**Problem**
Leave the images behind and copy every record exactly.

[Dataset rows describing interfaces]
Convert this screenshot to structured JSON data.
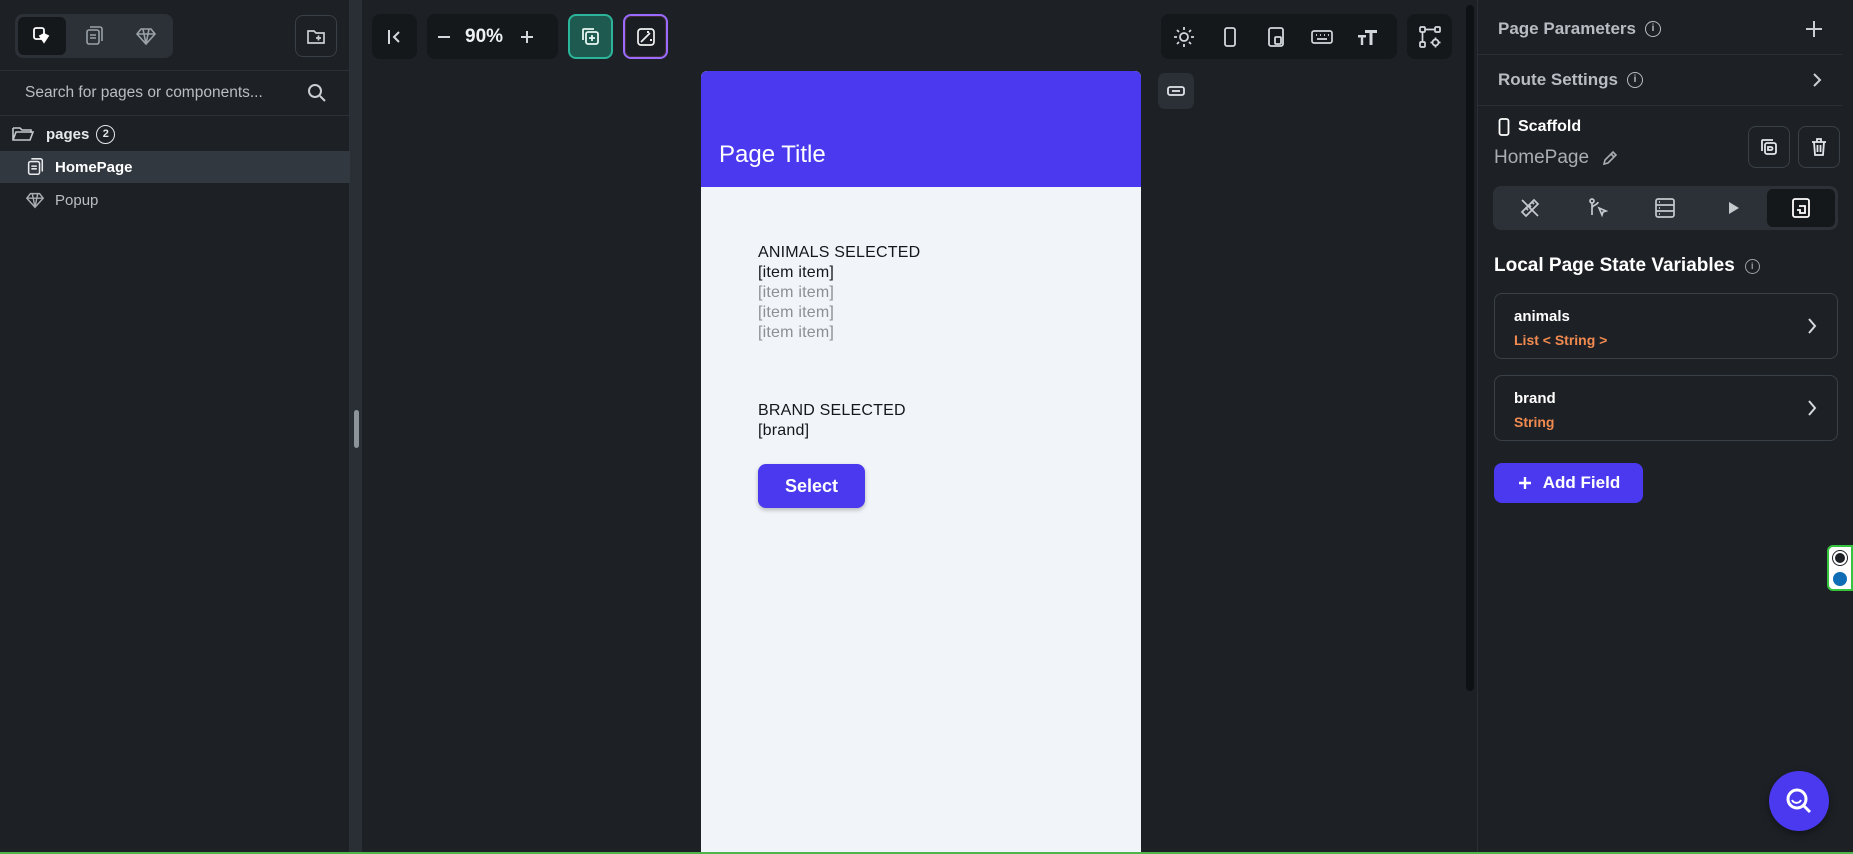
{
  "left_panel": {
    "search": {
      "placeholder": "Search for pages or components..."
    },
    "tree": {
      "folder_label": "pages",
      "folder_count": "2",
      "items": [
        {
          "label": "HomePage",
          "selected": true
        },
        {
          "label": "Popup",
          "selected": false
        }
      ]
    }
  },
  "toolbar": {
    "zoom": "90%"
  },
  "preview": {
    "app_bar_title": "Page Title",
    "animals_heading": "ANIMALS SELECTED",
    "animal_items": [
      "[item item]",
      "[item item]",
      "[item item]",
      "[item item]"
    ],
    "brand_heading": "BRAND SELECTED",
    "brand_value": "[brand]",
    "select_button": "Select",
    "colors": {
      "primary": "#4a39ef",
      "background": "#f1f4f8"
    }
  },
  "right_panel": {
    "page_parameters": "Page Parameters",
    "route_settings": "Route Settings",
    "widget_type": "Scaffold",
    "widget_name": "HomePage",
    "section_title": "Local Page State Variables",
    "variables": [
      {
        "name": "animals",
        "type": "List < String >"
      },
      {
        "name": "brand",
        "type": "String"
      }
    ],
    "add_field": "Add Field",
    "type_color": "#f28a50"
  }
}
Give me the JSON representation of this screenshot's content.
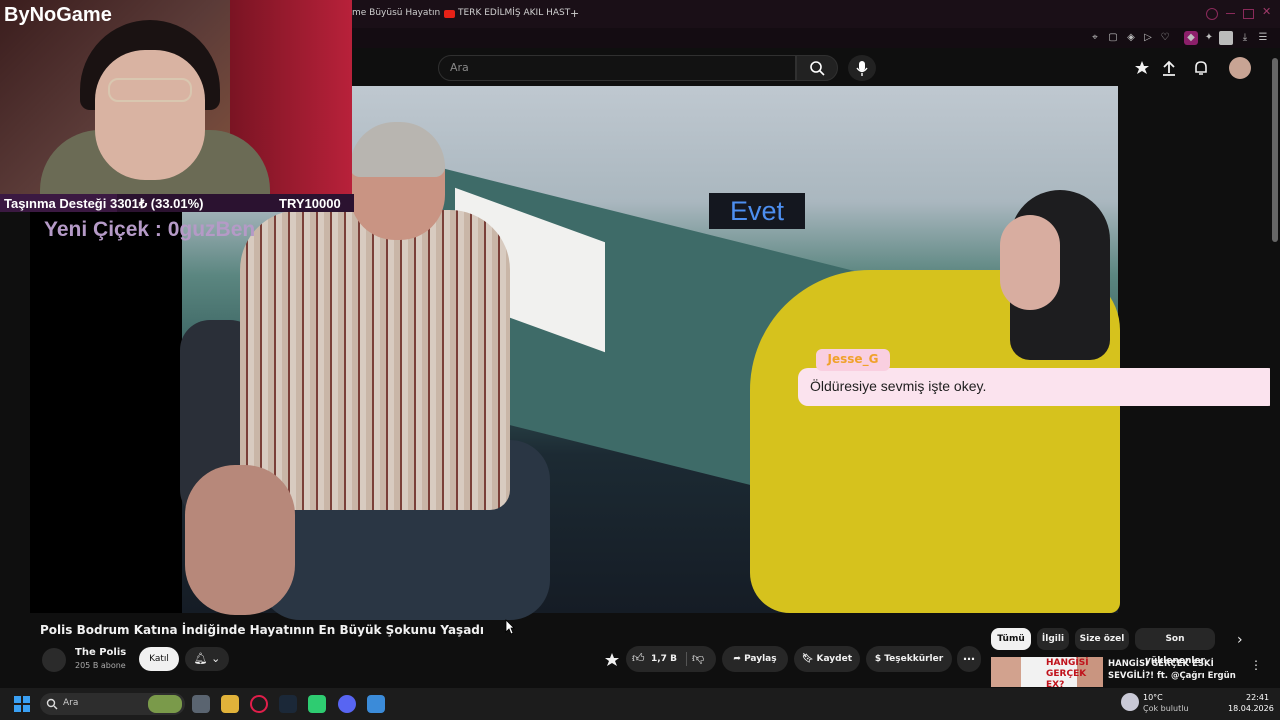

**Solution for this task**
Convert this screenshot to structured JSON data.
{
  "left_panel": {
    "search": {
      "placeholder": "Search for pages or components..."
    },
    "tree": {
      "folder_label": "pages",
      "folder_count": "2",
      "items": [
        {
          "label": "HomePage",
          "selected": true
        },
        {
          "label": "Popup",
          "selected": false
        }
      ]
    }
  },
  "toolbar": {
    "zoom": "90%"
  },
  "preview": {
    "app_bar_title": "Page Title",
    "animals_heading": "ANIMALS SELECTED",
    "animal_items": [
      "[item item]",
      "[item item]",
      "[item item]",
      "[item item]"
    ],
    "brand_heading": "BRAND SELECTED",
    "brand_value": "[brand]",
    "select_button": "Select",
    "colors": {
      "primary": "#4a39ef",
      "background": "#f1f4f8"
    }
  },
  "right_panel": {
    "page_parameters": "Page Parameters",
    "route_settings": "Route Settings",
    "widget_type": "Scaffold",
    "widget_name": "HomePage",
    "section_title": "Local Page State Variables",
    "variables": [
      {
        "name": "animals",
        "type": "List < String >"
      },
      {
        "name": "brand",
        "type": "String"
      }
    ],
    "add_field": "Add Field",
    "type_color": "#f28a50"
  }
}
Give me the JSON representation of this screenshot's content.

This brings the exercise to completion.